By Teri Vance

As the Nevada Legislature resumes session this week, Carson City District Attorney Jason Woodbury and other officials are looking for clarification how to implement the legalization of recreational marijuana, which was approved by Nevada voters in November’s election.
“We’re watching the Legislature closely,” Woodbury said. “It would be nice to have some Legislative guidance in some of the areas Question 2 opened up.”
For now, Carson City is in a holding pattern.
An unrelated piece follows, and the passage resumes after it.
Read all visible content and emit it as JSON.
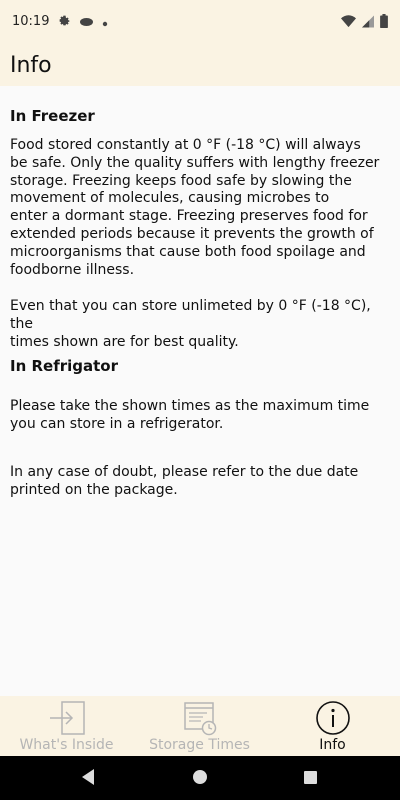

The measure, which legalized the recreational use of marijuana starting Jan. 1, allowed the Department of Taxation one year to craft regulations of the approved establishments.
“Carson City adopted a moratorium on marijuana establishments until we see the regulations,” Woodbury said. “We’re in the gap period.”
The Department of Taxation expects to have the regulations drawn up by summer.
“We’ll want to see what those regulations look like, and we’ll add any regulations we need to protect the people of Carson City,” Woodbury said. “In theory, it could be ready by the end of the year. It could be longer.”
While users can grow their own plants — six per person or up to 12 per household — they are prohibited from doing so within 25 miles of an approved establishment. Only those establishments will be allowed to sell it.
“That was on of the hidden caveats of the bill,” Woodbury explained. “Believe me, it’s big business.”
Woodbury said a city task force is meeting to iron out the process of implementing the new law.
“To some extent, the writing was on the wall, and we knew the passage was a very real possibility,” he said. “We were preparing for its passage for a long time. You think you can evaluate every scenario that might come up. We have a handle, certainly, on the basics, but there’s a lot of filling in the gaps.
“As the law goes into effect, and we see real-life scenarios we didn’t think of, there’s a lot of work to do,” he said.
Law enforcement has already had to address the use of drug dogs in detecting controlled substances inside a vehicle. The dogs are trained to alert officers of an array of drugs, including marijuana, which is no longer illegal.
“We work very closely with the sheriff’s office to establish general protocol,” he said. “There needs to be additional questions asked now to assess if the substance is marijuana before officers can determine probable cause to search a vehicle.”
There also needs to be some refining when determining if a person is driving under the influence of the drug.
“We’re in a strange new area,” Woodbury said.
They do have some insight, however.
“Because we’ve gone through the legalization of medical marijuana, I would anticipate this would be more streamlined,” he said. “We have a model.”